**Problem requirements**
When you spot the word "types" in a line of the data below, copy that line.

(Items from an interface collection)
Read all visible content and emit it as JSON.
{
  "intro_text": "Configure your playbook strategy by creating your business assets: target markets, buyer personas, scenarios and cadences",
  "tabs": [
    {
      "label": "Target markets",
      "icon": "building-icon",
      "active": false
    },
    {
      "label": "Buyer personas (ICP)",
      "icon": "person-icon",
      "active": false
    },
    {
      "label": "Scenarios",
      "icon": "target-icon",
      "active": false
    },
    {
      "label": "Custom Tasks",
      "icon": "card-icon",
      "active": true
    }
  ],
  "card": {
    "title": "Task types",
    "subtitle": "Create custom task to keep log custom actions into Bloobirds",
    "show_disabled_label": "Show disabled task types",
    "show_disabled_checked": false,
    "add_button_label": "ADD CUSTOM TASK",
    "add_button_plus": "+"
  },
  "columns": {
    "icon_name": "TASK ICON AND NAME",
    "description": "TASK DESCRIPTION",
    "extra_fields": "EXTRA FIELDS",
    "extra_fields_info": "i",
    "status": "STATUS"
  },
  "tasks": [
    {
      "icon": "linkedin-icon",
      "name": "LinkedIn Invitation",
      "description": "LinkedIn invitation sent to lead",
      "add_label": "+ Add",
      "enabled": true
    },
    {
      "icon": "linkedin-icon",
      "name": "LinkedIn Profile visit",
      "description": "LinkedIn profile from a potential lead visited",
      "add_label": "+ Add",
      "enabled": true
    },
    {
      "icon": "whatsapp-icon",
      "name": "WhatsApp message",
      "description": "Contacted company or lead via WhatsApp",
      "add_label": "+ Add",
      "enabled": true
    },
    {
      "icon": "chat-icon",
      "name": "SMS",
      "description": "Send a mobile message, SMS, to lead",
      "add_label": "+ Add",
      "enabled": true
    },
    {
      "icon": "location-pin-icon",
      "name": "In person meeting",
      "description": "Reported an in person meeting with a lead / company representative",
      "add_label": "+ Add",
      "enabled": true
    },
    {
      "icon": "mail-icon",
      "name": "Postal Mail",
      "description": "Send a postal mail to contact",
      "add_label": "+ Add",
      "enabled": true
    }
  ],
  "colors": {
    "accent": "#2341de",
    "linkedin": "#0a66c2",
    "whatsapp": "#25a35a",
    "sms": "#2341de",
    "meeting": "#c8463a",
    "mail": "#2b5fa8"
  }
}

**Task response**
    "title": "Task types",
    "show_disabled_label": "Show disabled task types",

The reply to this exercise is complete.